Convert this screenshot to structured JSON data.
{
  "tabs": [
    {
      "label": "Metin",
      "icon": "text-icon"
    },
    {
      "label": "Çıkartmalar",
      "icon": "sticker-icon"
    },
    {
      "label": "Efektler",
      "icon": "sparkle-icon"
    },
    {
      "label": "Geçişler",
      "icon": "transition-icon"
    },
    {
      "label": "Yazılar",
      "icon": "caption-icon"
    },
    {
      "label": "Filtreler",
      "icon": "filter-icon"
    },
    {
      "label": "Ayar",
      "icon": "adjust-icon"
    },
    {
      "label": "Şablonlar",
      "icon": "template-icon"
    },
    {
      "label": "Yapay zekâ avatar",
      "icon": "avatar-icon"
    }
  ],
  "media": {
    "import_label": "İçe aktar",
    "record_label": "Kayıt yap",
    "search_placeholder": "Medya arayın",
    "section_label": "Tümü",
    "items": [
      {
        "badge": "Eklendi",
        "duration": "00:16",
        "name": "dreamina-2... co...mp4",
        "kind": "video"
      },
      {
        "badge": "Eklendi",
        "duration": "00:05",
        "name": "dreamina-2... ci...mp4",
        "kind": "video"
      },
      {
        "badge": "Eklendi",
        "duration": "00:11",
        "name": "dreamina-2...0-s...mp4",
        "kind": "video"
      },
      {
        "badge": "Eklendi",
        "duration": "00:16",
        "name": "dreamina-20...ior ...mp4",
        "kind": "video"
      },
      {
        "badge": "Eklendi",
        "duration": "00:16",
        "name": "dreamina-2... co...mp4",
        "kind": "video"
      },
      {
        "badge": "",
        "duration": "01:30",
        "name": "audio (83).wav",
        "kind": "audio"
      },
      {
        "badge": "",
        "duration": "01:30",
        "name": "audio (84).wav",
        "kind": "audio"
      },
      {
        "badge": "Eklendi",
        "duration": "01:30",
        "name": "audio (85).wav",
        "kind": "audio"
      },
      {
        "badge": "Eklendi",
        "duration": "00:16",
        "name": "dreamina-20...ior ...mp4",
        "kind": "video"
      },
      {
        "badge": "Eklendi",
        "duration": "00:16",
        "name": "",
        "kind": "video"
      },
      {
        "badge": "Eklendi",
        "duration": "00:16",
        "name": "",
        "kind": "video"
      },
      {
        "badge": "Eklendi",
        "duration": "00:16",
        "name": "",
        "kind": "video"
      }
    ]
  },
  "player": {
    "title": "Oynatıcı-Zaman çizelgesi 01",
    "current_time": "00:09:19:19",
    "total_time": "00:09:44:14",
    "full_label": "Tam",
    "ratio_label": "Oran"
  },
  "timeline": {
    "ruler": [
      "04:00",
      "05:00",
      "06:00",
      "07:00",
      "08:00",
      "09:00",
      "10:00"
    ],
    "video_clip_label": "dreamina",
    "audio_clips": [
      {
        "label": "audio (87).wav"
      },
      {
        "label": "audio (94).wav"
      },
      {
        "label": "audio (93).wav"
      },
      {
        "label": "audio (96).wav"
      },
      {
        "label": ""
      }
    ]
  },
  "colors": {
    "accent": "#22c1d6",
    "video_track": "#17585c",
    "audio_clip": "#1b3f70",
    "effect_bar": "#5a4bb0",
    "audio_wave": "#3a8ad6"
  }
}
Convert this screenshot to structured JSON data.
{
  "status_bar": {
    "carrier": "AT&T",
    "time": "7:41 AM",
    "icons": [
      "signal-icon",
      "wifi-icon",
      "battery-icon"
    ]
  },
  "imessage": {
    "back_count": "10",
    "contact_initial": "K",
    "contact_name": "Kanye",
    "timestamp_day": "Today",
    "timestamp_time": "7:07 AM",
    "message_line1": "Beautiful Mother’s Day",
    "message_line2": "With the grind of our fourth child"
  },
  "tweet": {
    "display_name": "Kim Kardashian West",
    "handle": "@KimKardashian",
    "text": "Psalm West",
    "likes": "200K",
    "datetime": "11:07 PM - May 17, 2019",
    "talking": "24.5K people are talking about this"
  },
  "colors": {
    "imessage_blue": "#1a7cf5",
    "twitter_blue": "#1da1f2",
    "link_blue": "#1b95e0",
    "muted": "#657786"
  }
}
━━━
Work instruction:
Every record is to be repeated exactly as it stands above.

Problem solution:
Convert this screenshot to structured JSON data.
{
  "tabs": [
    {
      "label": "Metin",
      "icon": "text-icon"
    },
    {
      "label": "Çıkartmalar",
      "icon": "sticker-icon"
    },
    {
      "label": "Efektler",
      "icon": "sparkle-icon"
    },
    {
      "label": "Geçişler",
      "icon": "transition-icon"
    },
    {
      "label": "Yazılar",
      "icon": "caption-icon"
    },
    {
      "label": "Filtreler",
      "icon": "filter-icon"
    },
    {
      "label": "Ayar",
      "icon": "adjust-icon"
    },
    {
      "label": "Şablonlar",
      "icon": "template-icon"
    },
    {
      "label": "Yapay zekâ avatar",
      "icon": "avatar-icon"
    }
  ],
  "media": {
    "import_label": "İçe aktar",
    "record_label": "Kayıt yap",
    "search_placeholder": "Medya arayın",
    "section_label": "Tümü",
    "items": [
      {
        "badge": "Eklendi",
        "duration": "00:16",
        "name": "dreamina-2... co...mp4",
        "kind": "video"
      },
      {
        "badge": "Eklendi",
        "duration": "00:05",
        "name": "dreamina-2... ci...mp4",
        "kind": "video"
      },
      {
        "badge": "Eklendi",
        "duration": "00:11",
        "name": "dreamina-2...0-s...mp4",
        "kind": "video"
      },
      {
        "badge": "Eklendi",
        "duration": "00:16",
        "name": "dreamina-20...ior ...mp4",
        "kind": "video"
      },
      {
        "badge": "Eklendi",
        "duration": "00:16",
        "name": "dreamina-2... co...mp4",
        "kind": "video"
      },
      {
        "badge": "",
        "duration": "01:30",
        "name": "audio (83).wav",
        "kind": "audio"
      },
      {
        "badge": "",
        "duration": "01:30",
        "name": "audio (84).wav",
        "kind": "audio"
      },
      {
        "badge": "Eklendi",
        "duration": "01:30",
        "name": "audio (85).wav",
        "kind": "audio"
      },
      {
        "badge": "Eklendi",
        "duration": "00:16",
        "name": "dreamina-20...ior ...mp4",
        "kind": "video"
      },
      {
        "badge": "Eklendi",
        "duration": "00:16",
        "name": "",
        "kind": "video"
      },
      {
        "badge": "Eklendi",
        "duration": "00:16",
        "name": "",
        "kind": "video"
      },
      {
        "badge": "Eklendi",
        "duration": "00:16",
        "name": "",
        "kind": "video"
      }
    ]
  },
  "player": {
    "title": "Oynatıcı-Zaman çizelgesi 01",
    "current_time": "00:09:19:19",
    "total_time": "00:09:44:14",
    "full_label": "Tam",
    "ratio_label": "Oran"
  },
  "timeline": {
    "ruler": [
      "04:00",
      "05:00",
      "06:00",
      "07:00",
      "08:00",
      "09:00",
      "10:00"
    ],
    "video_clip_label": "dreamina",
    "audio_clips": [
      {
        "label": "audio (87).wav"
      },
      {
        "label": "audio (94).wav"
      },
      {
        "label": "audio (93).wav"
      },
      {
        "label": "audio (96).wav"
      },
      {
        "label": ""
      }
    ]
  },
  "colors": {
    "accent": "#22c1d6",
    "video_track": "#17585c",
    "audio_clip": "#1b3f70",
    "effect_bar": "#5a4bb0",
    "audio_wave": "#3a8ad6"
  }
}
Convert this screenshot to structured JSON data.
{
  "status_bar": {
    "carrier": "AT&T",
    "time": "7:41 AM",
    "icons": [
      "signal-icon",
      "wifi-icon",
      "battery-icon"
    ]
  },
  "imessage": {
    "back_count": "10",
    "contact_initial": "K",
    "contact_name": "Kanye",
    "timestamp_day": "Today",
    "timestamp_time": "7:07 AM",
    "message_line1": "Beautiful Mother’s Day",
    "message_line2": "With the grind of our fourth child"
  },
  "tweet": {
    "display_name": "Kim Kardashian West",
    "handle": "@KimKardashian",
    "text": "Psalm West",
    "likes": "200K",
    "datetime": "11:07 PM - May 17, 2019",
    "talking": "24.5K people are talking about this"
  },
  "colors": {
    "imessage_blue": "#1a7cf5",
    "twitter_blue": "#1da1f2",
    "link_blue": "#1b95e0",
    "muted": "#657786"
  }
}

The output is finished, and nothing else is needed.